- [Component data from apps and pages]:
- - -

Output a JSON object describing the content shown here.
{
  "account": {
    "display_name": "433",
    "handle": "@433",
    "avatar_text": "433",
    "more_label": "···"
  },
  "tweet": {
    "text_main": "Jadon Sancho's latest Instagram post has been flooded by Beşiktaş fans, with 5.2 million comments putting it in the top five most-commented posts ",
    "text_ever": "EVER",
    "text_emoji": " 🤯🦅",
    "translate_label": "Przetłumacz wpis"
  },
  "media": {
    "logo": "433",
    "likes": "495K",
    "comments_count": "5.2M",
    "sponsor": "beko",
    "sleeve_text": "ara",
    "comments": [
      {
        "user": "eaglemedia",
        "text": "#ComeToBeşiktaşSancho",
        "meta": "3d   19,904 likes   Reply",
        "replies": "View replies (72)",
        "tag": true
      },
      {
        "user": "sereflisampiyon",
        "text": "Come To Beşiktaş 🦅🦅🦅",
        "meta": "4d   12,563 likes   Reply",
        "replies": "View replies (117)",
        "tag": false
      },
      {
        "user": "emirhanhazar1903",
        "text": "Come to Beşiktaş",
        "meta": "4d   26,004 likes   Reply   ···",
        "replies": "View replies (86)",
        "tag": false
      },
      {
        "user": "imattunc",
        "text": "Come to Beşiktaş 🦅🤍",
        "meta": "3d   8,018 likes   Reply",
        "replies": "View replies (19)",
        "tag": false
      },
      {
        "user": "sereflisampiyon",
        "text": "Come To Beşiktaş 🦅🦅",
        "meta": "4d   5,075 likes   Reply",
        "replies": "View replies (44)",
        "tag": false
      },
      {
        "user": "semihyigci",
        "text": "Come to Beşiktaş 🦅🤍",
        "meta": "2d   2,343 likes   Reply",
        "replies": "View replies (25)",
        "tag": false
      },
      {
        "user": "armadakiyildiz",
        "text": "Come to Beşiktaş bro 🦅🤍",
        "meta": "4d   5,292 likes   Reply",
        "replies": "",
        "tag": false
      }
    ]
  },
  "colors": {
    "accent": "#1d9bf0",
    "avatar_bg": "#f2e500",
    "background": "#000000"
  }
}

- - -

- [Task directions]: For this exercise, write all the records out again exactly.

- [Solution to the exercise]:
Output a JSON object describing the content shown here.
{
  "account": {
    "display_name": "433",
    "handle": "@433",
    "avatar_text": "433",
    "more_label": "···"
  },
  "tweet": {
    "text_main": "Jadon Sancho's latest Instagram post has been flooded by Beşiktaş fans, with 5.2 million comments putting it in the top five most-commented posts ",
    "text_ever": "EVER",
    "text_emoji": " 🤯🦅",
    "translate_label": "Przetłumacz wpis"
  },
  "media": {
    "logo": "433",
    "likes": "495K",
    "comments_count": "5.2M",
    "sponsor": "beko",
    "sleeve_text": "ara",
    "comments": [
      {
        "user": "eaglemedia",
        "text": "#ComeToBeşiktaşSancho",
        "meta": "3d   19,904 likes   Reply",
        "replies": "View replies (72)",
        "tag": true
      },
      {
        "user": "sereflisampiyon",
        "text": "Come To Beşiktaş 🦅🦅🦅",
        "meta": "4d   12,563 likes   Reply",
        "replies": "View replies (117)",
        "tag": false
      },
      {
        "user": "emirhanhazar1903",
        "text": "Come to Beşiktaş",
        "meta": "4d   26,004 likes   Reply   ···",
        "replies": "View replies (86)",
        "tag": false
      },
      {
        "user": "imattunc",
        "text": "Come to Beşiktaş 🦅🤍",
        "meta": "3d   8,018 likes   Reply",
        "replies": "View replies (19)",
        "tag": false
      },
      {
        "user": "sereflisampiyon",
        "text": "Come To Beşiktaş 🦅🦅",
        "meta": "4d   5,075 likes   Reply",
        "replies": "View replies (44)",
        "tag": false
      },
      {
        "user": "semihyigci",
        "text": "Come to Beşiktaş 🦅🤍",
        "meta": "2d   2,343 likes   Reply",
        "replies": "View replies (25)",
        "tag": false
      },
      {
        "user": "armadakiyildiz",
        "text": "Come to Beşiktaş bro 🦅🤍",
        "meta": "4d   5,292 likes   Reply",
        "replies": "",
        "tag": false
      }
    ]
  },
  "colors": {
    "accent": "#1d9bf0",
    "avatar_bg": "#f2e500",
    "background": "#000000"
  }
}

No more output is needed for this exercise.